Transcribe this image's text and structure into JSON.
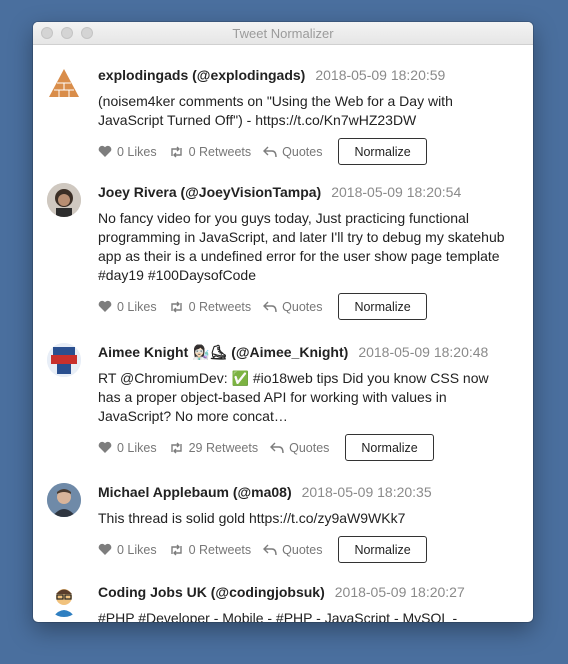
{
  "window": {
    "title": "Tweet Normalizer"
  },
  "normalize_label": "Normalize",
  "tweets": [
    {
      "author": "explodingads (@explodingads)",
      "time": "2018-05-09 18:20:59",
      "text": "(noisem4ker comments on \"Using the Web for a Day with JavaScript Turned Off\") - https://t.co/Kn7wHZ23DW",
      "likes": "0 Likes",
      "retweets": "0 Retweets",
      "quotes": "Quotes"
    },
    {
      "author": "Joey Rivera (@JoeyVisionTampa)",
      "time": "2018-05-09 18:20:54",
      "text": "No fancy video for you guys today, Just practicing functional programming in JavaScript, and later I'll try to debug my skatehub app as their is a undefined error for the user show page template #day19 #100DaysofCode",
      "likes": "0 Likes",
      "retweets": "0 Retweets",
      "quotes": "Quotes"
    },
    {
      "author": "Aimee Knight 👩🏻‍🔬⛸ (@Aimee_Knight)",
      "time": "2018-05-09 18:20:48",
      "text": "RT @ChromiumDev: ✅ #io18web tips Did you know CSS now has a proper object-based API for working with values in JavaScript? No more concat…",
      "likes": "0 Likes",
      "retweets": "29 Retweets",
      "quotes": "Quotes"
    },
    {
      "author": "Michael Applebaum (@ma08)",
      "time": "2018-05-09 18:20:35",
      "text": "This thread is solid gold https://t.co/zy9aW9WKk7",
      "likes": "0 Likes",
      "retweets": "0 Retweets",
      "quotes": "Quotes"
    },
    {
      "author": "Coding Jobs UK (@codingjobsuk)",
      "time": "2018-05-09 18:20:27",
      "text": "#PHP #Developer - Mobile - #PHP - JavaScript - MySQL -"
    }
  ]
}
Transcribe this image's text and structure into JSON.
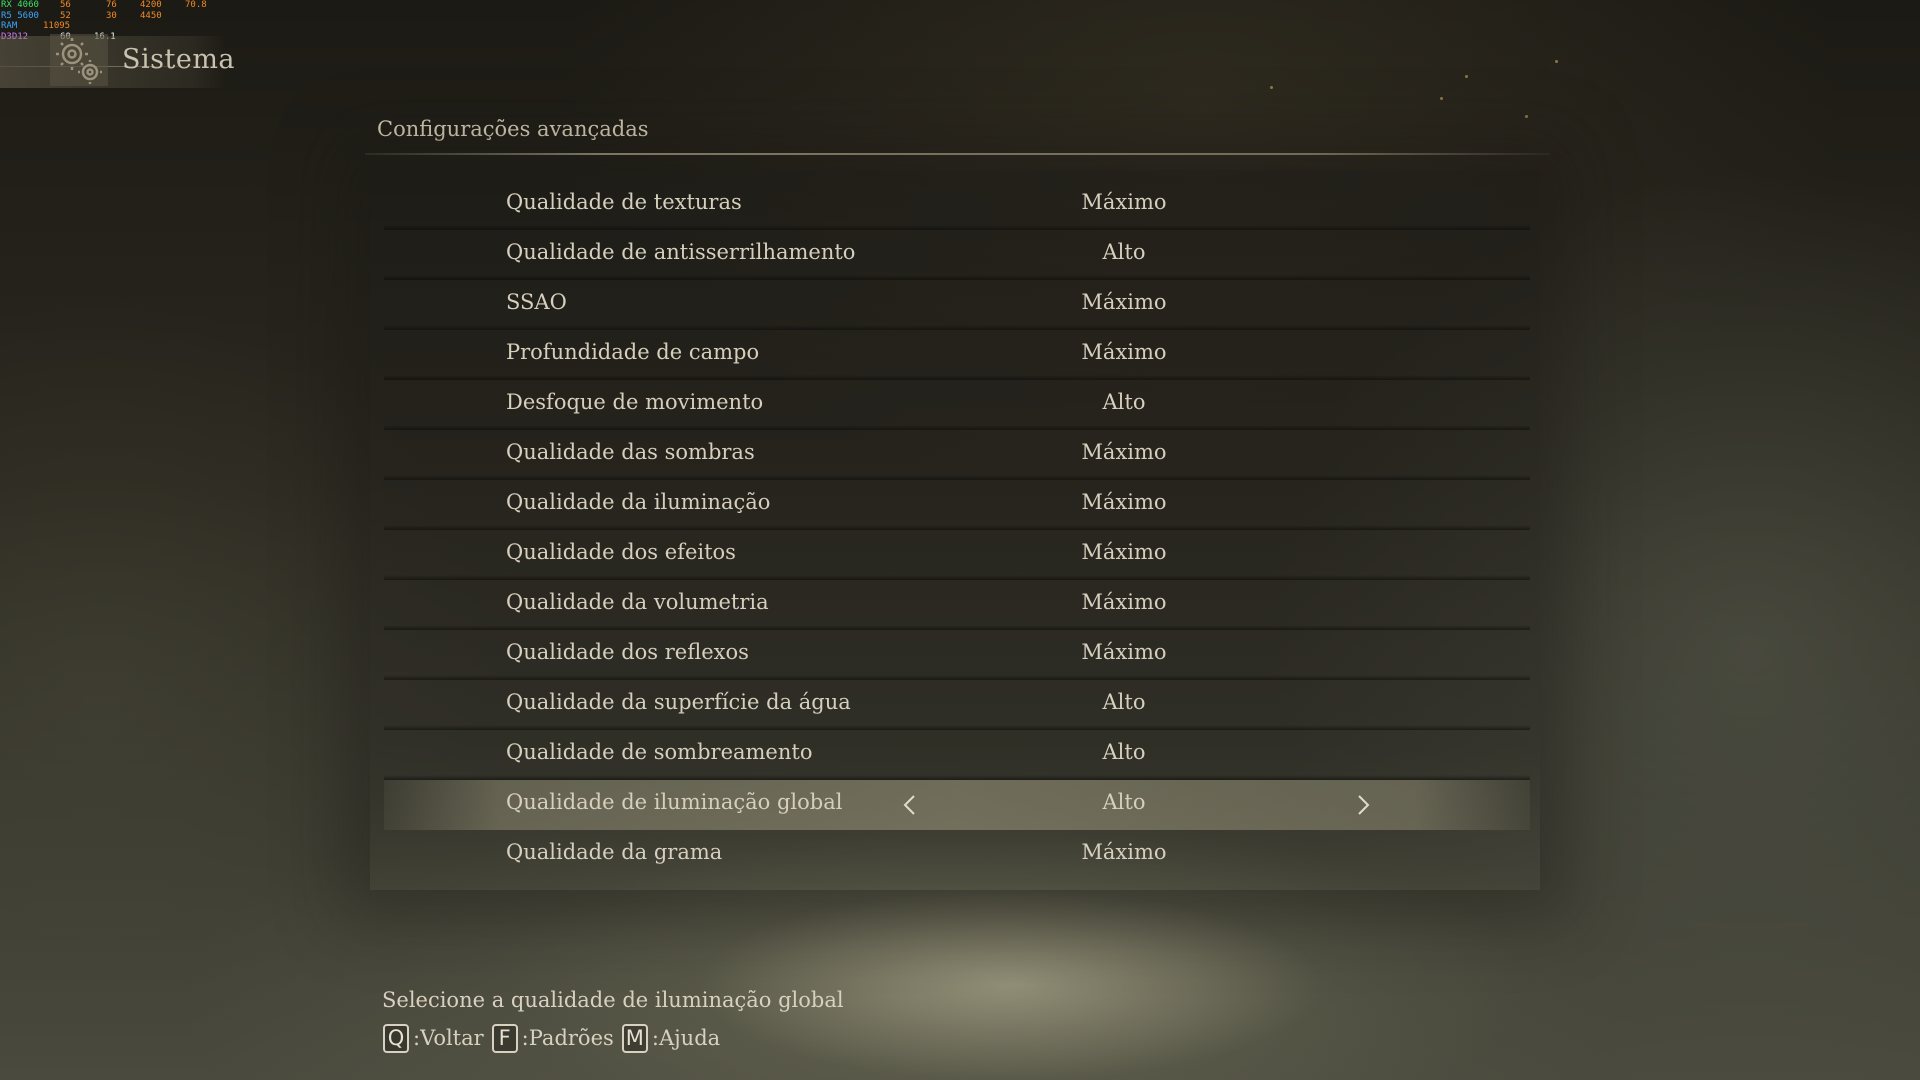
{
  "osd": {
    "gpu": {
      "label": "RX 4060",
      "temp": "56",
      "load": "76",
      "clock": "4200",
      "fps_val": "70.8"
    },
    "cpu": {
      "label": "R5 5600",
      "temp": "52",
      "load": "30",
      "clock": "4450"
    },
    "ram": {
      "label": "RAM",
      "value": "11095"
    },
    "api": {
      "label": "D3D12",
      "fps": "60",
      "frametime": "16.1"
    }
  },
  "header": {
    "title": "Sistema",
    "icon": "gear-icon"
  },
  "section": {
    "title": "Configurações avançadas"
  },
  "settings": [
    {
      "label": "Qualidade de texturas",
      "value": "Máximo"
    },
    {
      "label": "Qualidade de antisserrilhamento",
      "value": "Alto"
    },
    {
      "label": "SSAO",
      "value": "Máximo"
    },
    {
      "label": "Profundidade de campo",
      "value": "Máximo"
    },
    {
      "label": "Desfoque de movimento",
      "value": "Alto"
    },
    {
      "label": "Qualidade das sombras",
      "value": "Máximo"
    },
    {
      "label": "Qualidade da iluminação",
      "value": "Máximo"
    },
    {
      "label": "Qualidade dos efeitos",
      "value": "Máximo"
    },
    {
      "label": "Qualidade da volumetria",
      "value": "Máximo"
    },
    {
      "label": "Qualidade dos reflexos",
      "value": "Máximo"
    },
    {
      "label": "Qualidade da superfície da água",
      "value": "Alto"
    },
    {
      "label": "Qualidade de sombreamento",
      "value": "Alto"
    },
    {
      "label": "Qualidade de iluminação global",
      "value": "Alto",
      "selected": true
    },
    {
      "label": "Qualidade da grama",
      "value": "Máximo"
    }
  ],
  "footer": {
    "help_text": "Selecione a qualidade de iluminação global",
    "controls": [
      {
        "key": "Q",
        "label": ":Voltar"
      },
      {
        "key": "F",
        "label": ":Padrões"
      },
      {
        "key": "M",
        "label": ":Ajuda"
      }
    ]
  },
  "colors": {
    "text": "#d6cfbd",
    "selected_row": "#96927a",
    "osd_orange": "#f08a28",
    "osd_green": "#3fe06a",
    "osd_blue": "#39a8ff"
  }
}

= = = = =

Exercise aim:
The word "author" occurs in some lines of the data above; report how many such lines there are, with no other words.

Result:
5